Say how many lines below contain the word "discs". The number is the entire reply.
----- WORKING DATA
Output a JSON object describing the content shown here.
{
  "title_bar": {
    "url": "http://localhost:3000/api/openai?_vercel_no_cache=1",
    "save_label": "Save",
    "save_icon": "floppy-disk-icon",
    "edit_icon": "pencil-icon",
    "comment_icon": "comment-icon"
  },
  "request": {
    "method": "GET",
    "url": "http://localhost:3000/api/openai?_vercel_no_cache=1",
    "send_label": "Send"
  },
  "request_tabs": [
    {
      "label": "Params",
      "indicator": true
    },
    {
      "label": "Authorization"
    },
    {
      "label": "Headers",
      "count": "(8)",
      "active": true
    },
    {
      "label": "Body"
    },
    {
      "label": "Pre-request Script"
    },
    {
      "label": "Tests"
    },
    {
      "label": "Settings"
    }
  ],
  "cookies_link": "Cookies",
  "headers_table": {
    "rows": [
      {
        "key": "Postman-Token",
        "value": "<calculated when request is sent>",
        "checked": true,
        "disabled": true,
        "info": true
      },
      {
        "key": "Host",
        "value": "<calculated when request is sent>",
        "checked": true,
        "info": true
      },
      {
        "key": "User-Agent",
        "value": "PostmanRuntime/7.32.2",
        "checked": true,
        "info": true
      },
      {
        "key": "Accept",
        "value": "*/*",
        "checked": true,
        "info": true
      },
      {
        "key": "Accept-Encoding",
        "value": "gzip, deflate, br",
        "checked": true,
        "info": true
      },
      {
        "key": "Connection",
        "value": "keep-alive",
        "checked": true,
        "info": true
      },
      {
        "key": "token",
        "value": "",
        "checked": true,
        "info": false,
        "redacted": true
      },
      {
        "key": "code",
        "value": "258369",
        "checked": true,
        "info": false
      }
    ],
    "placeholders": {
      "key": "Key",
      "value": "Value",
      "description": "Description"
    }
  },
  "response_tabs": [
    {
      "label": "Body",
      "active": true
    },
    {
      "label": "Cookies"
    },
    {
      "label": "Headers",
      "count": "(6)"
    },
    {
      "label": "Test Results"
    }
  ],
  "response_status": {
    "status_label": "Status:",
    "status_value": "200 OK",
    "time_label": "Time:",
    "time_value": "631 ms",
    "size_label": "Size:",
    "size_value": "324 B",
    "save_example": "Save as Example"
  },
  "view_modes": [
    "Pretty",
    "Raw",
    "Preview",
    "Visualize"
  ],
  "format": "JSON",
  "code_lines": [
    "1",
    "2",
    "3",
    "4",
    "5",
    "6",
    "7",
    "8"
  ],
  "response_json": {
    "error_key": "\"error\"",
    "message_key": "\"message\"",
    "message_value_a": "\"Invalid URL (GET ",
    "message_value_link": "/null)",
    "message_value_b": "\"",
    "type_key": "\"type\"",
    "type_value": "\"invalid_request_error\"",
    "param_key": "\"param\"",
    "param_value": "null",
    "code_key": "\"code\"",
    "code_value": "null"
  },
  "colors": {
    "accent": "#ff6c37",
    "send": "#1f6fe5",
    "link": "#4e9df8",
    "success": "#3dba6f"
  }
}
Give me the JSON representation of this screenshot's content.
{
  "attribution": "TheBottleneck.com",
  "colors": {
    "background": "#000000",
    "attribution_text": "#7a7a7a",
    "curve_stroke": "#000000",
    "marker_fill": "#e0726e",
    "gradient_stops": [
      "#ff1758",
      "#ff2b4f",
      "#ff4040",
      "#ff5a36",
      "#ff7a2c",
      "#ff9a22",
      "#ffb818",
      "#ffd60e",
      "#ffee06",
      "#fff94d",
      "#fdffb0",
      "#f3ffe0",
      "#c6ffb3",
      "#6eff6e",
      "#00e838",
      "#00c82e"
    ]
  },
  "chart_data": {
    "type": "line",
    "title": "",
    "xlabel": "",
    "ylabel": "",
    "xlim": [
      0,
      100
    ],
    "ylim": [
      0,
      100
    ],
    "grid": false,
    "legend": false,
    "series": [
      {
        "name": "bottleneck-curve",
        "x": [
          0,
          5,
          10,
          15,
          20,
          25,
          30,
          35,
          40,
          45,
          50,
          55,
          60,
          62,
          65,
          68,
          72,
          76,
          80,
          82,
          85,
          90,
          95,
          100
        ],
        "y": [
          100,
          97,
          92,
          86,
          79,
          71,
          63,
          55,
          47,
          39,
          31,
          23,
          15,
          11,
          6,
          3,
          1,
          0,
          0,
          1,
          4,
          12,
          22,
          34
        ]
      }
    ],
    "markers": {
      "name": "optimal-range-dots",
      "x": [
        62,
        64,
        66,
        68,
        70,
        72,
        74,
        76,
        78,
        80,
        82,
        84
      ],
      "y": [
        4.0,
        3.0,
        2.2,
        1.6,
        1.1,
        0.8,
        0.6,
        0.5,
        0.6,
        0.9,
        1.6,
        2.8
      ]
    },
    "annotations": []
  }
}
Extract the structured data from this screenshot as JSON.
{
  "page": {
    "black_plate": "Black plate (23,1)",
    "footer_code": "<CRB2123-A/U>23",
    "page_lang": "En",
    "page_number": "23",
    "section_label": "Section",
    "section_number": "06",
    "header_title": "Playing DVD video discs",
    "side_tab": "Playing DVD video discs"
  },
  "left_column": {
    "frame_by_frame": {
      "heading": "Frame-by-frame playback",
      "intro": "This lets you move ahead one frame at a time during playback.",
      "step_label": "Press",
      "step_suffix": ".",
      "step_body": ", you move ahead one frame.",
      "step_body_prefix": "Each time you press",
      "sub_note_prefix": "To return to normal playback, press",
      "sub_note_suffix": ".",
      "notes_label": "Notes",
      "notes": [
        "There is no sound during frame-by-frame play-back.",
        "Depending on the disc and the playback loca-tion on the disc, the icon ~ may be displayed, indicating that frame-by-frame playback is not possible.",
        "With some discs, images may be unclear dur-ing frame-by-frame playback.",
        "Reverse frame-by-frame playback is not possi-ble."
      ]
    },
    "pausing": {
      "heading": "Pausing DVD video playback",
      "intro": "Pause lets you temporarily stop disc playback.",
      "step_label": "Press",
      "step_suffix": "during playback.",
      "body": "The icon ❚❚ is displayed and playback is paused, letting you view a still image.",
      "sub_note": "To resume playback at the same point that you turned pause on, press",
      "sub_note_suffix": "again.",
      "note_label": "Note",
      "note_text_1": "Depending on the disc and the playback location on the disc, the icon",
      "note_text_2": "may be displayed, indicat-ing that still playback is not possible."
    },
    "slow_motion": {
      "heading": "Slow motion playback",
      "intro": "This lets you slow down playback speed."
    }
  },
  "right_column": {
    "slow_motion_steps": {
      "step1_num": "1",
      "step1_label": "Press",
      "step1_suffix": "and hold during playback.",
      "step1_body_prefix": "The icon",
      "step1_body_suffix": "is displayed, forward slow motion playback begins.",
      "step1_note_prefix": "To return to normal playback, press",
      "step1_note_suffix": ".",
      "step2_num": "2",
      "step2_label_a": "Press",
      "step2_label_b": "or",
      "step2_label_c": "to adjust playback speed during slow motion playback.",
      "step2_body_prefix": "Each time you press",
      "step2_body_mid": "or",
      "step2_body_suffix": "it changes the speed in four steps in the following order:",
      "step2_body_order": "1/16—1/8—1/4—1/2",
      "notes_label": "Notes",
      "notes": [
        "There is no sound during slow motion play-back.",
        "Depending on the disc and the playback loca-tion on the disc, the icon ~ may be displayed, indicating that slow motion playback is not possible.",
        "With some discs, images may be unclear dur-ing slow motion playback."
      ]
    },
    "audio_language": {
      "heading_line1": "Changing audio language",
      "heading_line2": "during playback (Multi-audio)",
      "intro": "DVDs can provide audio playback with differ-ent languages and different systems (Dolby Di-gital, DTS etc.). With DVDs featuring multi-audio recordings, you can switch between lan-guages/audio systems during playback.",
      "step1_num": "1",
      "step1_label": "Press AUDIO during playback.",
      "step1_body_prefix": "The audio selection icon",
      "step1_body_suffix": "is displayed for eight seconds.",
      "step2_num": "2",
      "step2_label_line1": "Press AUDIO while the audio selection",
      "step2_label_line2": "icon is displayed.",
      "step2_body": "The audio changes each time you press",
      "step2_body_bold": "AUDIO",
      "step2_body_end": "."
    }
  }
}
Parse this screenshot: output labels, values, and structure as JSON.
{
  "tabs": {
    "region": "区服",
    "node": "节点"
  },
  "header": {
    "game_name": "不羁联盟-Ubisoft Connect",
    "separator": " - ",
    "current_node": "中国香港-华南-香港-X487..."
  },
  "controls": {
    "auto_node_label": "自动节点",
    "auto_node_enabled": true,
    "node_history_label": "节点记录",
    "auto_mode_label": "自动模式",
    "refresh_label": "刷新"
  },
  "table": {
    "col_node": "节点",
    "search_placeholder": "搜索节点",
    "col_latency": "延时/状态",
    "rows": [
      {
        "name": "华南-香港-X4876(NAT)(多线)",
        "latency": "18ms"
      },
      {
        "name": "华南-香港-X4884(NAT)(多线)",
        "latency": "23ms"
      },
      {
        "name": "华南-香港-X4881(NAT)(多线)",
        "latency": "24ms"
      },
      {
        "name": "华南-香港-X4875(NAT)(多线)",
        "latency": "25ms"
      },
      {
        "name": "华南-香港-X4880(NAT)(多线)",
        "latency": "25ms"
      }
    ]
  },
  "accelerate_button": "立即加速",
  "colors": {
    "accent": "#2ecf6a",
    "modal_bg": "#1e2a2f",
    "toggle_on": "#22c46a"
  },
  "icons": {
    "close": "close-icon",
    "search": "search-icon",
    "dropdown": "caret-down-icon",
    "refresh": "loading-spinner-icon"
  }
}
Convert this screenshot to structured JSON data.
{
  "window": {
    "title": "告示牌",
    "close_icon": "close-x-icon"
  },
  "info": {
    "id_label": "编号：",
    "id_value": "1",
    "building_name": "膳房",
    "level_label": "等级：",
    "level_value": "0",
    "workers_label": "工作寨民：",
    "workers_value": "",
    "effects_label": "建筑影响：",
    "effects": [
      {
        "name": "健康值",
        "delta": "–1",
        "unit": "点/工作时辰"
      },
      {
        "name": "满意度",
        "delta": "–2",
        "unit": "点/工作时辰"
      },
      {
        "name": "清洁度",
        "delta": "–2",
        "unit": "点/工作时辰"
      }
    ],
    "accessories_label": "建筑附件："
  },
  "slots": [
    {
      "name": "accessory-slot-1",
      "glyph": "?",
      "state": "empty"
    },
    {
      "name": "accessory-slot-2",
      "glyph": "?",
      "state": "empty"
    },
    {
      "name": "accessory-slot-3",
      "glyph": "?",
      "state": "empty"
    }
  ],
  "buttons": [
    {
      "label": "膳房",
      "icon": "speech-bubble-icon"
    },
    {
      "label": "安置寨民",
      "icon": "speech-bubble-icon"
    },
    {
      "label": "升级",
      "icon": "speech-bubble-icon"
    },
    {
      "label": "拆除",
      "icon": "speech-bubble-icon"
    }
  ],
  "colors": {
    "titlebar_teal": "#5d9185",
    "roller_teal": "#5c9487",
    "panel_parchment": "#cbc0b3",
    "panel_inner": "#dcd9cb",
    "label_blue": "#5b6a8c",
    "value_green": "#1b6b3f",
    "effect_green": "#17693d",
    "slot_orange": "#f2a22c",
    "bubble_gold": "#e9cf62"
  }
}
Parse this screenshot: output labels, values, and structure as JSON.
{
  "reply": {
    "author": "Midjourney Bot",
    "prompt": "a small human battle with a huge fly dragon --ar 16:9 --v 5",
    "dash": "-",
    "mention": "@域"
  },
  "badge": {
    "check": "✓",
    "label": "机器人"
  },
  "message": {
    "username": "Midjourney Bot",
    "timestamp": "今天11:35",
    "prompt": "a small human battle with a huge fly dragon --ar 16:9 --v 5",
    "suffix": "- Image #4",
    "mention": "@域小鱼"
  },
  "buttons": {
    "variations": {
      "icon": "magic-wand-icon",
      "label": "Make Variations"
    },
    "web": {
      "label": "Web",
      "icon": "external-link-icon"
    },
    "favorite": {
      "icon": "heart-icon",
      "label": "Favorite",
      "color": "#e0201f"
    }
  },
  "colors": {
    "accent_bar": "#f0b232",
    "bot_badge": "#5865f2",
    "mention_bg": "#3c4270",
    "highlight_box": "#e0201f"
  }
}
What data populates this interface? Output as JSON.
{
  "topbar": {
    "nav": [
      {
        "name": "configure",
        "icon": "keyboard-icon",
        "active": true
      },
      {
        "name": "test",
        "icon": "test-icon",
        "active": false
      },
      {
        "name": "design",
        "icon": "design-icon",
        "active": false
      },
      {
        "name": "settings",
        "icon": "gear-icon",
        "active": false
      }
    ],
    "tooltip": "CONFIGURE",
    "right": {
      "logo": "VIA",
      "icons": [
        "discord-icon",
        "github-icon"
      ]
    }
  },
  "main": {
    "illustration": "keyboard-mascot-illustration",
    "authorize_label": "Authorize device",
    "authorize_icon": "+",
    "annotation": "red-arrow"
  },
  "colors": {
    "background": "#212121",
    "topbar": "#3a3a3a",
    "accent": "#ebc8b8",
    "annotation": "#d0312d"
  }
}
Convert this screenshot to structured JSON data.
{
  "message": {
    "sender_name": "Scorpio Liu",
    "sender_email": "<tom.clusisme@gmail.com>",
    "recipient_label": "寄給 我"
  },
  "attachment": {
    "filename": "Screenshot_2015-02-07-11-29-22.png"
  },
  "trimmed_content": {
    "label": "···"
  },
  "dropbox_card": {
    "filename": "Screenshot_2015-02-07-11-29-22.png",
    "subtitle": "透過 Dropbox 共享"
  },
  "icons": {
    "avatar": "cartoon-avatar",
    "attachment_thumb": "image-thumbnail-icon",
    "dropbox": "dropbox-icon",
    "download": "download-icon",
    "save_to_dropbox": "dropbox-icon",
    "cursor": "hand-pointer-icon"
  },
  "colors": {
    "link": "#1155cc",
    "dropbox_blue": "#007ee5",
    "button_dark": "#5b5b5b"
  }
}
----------
### PROBLEM SOLUTION
4